Something happened. To interpret this something has been the task of thoughtful men for 2000 years, and nobody has ever been able to measure its full significance. Clearly one big item is redemption, the restitution for original sin with a commensurate sacrifice.
Restitution for whose sin? Many New Age writers have suggested that Jesus is the reincarnation of Adam; that, therefore, His crucifixion may be seen as restitution for His own ancient failure. I am not any more interested in debating this point than I am in arguing about whether the world was created 5000 years ago or five billion years ago. I simply don't care.
However, I would like to remind you of last week's sermon about the humanity of Jesus and His ability to SYMPATHIZE with mortal man's griefs and to SHARE in his limitations. From this perspective it is not at all difficult to see how Jesus was able to claim Man's Original Sin as His own, and to take responsibility for it. Let me say that again: as a MAN, Jesus had no choice but to take responsibility for Original Sin; He therefore had no choice but to redeem it with a commensurate sacrifice. As Al Rothfuss observed last week, this was in the plan since before time began. And the fact that this debt was finally paid in full, on the cross--that an immortal being poured out His HUMAN blood on a specific spot, in a specific moment in time -- is perhaps the most miraculous thing of all.

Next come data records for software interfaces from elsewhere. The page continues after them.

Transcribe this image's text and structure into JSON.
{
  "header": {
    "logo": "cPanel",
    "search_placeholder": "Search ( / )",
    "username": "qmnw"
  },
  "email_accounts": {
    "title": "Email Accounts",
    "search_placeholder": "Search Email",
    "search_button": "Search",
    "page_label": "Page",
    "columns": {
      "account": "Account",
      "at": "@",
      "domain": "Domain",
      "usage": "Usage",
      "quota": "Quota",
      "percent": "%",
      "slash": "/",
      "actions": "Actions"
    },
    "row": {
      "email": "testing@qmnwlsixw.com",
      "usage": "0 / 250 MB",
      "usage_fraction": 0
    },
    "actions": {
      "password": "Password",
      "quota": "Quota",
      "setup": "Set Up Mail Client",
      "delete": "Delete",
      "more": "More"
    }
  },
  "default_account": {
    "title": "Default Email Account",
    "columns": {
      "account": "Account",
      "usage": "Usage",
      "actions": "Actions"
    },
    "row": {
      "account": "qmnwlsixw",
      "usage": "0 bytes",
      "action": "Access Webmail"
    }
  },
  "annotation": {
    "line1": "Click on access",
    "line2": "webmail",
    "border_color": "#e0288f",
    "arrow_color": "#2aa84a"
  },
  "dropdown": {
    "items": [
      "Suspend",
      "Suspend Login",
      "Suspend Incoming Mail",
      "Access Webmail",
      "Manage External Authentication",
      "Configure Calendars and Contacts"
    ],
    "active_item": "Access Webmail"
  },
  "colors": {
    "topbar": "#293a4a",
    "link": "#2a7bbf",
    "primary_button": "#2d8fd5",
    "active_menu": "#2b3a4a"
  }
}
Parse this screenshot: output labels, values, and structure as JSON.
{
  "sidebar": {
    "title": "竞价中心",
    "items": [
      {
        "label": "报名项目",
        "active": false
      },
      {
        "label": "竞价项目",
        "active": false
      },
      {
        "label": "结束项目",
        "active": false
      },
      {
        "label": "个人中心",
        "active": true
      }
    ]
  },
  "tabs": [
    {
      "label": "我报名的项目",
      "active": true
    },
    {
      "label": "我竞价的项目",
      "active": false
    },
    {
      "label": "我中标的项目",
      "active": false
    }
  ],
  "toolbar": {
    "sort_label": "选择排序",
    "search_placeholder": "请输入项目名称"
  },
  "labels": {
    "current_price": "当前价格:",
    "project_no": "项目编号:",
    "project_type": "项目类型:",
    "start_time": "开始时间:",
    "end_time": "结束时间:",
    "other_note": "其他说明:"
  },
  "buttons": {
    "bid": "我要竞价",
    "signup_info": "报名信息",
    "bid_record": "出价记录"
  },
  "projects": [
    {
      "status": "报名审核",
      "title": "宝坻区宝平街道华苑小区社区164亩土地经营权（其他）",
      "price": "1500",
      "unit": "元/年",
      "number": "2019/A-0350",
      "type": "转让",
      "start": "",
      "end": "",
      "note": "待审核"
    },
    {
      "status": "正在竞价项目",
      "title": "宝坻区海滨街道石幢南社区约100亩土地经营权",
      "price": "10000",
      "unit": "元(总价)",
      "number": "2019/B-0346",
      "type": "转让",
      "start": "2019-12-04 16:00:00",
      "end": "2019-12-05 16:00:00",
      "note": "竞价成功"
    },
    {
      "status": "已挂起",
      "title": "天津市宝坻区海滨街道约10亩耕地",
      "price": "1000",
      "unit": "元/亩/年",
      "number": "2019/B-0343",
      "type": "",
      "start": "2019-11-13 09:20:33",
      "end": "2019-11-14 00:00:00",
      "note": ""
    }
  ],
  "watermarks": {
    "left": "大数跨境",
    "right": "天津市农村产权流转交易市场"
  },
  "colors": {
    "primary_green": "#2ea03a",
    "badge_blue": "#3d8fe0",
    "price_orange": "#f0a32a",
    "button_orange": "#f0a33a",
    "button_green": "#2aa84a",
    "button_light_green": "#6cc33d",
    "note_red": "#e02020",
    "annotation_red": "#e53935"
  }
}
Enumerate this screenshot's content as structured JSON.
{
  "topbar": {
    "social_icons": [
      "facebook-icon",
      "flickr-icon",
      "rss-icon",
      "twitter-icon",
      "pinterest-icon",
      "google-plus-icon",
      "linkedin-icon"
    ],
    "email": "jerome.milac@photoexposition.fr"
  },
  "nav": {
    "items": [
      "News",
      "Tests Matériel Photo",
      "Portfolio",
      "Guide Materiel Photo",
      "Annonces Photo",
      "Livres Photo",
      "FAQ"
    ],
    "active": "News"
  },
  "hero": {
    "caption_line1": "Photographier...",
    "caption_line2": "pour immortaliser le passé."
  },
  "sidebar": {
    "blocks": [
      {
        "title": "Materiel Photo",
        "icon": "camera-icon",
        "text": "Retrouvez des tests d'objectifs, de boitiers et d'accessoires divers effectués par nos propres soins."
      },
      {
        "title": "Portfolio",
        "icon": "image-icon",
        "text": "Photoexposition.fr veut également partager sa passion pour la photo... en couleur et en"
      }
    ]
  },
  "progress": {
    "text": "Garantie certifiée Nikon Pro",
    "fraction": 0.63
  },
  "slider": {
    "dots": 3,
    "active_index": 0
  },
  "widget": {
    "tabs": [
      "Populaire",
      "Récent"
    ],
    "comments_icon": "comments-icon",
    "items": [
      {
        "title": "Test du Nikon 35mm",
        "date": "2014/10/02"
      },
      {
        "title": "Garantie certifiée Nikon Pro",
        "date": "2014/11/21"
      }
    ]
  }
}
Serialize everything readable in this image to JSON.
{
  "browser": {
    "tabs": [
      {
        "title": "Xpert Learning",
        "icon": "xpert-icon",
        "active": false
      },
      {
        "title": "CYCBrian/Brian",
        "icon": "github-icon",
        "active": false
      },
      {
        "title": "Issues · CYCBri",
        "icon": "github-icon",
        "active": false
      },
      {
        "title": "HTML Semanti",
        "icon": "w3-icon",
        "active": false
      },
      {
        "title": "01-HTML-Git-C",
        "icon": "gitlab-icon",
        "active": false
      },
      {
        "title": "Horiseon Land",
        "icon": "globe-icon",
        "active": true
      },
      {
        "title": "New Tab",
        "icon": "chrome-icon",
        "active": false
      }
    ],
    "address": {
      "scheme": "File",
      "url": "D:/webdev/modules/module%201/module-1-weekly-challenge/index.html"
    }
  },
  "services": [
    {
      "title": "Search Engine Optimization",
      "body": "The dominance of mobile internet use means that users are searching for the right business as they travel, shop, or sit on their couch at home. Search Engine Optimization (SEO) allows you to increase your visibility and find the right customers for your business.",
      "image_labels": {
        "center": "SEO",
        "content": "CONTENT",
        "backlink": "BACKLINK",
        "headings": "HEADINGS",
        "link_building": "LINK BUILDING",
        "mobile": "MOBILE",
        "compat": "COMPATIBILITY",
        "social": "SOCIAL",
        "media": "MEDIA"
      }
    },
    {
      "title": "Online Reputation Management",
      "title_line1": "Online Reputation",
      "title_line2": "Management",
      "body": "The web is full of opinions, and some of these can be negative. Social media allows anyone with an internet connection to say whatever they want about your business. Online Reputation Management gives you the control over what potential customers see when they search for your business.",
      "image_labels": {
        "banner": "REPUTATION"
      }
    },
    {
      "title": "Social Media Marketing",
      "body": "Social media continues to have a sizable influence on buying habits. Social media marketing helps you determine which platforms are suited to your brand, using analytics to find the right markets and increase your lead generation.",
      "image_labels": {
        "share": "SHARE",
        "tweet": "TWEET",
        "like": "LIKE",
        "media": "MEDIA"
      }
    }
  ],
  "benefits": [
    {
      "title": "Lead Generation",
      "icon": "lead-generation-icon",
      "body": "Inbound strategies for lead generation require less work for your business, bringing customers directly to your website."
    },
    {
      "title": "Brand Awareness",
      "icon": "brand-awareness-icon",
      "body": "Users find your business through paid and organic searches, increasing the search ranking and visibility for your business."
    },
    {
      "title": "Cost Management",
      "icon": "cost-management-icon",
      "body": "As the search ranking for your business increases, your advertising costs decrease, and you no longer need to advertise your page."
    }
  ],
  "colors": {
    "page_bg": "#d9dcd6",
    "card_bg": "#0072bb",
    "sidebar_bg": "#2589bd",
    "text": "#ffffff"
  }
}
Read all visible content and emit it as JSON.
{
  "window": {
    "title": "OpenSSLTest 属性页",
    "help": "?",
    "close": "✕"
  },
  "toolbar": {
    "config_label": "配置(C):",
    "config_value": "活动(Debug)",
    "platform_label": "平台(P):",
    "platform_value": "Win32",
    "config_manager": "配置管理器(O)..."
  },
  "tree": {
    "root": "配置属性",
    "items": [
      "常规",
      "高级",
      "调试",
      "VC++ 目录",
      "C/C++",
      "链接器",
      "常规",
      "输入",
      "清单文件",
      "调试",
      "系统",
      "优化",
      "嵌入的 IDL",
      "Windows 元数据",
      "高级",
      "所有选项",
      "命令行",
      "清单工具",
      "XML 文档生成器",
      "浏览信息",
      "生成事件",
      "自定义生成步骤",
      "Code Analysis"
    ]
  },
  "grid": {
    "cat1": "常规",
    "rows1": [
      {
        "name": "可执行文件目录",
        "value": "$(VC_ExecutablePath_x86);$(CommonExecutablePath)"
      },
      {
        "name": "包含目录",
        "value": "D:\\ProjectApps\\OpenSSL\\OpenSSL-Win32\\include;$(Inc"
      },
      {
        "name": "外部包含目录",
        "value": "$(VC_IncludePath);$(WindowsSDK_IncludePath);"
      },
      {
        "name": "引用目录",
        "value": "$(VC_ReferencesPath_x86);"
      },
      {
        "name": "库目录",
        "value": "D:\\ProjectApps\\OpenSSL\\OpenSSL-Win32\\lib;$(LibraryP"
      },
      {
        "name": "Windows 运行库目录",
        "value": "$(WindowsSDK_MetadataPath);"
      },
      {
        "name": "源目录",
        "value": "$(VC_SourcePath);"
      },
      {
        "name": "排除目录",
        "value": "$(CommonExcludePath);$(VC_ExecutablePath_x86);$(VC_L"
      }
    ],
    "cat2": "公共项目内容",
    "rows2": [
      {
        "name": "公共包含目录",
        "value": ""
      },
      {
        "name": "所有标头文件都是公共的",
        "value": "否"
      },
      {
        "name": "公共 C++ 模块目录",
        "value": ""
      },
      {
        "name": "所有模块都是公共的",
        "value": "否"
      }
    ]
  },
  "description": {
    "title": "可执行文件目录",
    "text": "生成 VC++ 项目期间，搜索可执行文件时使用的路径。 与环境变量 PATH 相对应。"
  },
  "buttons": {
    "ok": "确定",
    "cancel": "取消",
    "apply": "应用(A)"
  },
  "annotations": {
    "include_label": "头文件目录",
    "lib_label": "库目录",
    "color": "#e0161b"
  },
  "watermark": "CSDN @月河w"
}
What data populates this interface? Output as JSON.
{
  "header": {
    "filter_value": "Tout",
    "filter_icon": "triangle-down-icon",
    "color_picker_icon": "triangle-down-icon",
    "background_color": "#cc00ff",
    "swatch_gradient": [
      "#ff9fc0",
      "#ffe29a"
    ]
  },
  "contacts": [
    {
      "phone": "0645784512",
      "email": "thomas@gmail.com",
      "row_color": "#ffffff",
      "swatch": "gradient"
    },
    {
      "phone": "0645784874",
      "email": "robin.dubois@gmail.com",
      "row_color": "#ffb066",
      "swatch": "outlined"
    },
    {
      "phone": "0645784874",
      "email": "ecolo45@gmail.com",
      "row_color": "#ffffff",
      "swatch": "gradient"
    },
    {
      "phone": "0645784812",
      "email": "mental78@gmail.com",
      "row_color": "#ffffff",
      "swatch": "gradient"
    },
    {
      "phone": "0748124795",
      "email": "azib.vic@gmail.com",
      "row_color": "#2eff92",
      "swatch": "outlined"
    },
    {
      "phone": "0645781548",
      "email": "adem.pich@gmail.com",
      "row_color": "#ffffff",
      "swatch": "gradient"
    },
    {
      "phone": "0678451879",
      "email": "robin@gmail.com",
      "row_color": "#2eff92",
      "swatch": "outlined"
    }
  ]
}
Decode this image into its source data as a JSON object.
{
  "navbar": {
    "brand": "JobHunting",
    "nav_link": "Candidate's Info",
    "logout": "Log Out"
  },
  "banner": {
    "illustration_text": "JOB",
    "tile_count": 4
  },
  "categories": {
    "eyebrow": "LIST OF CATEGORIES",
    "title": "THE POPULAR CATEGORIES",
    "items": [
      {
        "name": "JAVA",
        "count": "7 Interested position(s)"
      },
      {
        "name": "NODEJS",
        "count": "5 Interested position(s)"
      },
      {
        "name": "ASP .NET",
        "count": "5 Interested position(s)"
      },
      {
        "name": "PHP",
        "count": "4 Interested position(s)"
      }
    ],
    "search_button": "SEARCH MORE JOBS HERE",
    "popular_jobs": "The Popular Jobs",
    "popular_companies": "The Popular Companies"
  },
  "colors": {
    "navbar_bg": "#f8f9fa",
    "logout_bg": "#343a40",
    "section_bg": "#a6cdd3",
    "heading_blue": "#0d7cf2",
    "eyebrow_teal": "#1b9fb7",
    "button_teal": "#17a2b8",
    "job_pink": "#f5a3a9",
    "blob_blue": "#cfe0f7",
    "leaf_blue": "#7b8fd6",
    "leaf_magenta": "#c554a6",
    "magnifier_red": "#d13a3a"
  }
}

Something happened. The flamboyance of it, the pure showmanship of it, staggers my imagination. The demonstration of Divine Love in such a dramatic symbolic gesture makes every other artistic performance, I can think of, pale to insignificance. That he could stand before the world and proclaim that the old impersonal gods are dead; that there is a now new order, never seen on Earth before; that there is now a PERSON in whom we can find comfort and help by the merest act of humble supplication. That is a very big wow.
The establishment of the Kingdom of Heaven on Earth through this magnificent demonstration of compassion was completely new, revolutionary, epoch-making. True, countless atrocities have been committed in Jesus's name; Man's ability to vulgarize every beautiful created thing is almost as mind-boggling as the Crucifixion, but still--for the disciple willing to reach out and touch the face of the PERSON Jesus, what happened is--well, we are saved. And that is enough of a bottom line for me.
There is a David Mamet movie called "We're No Angels" about a couple of convicts who escape from prison and pretend to be Catholic priests visiting a monastery. At one point they steal some clothes off a clothesline, and one of the guys forgets to take a clothespin off the collar of his stolen shirt. One of the monks at the monastery asks about the clothespin, and the convicts says, "You know what that is? You know what that is? Uh, uh, it's a reminder." The next day the gullible monk is seen wearing a clothespin on his collar. For us, the cross, the dove, the lamb, the lilies, the communion, should all serve as reminders that every day we live in peace on Earth is a gift from God--reminders that Jesus watches over us and blesses us, and invites us to take our place in His Heavenly Kingdom.
April 21, 2011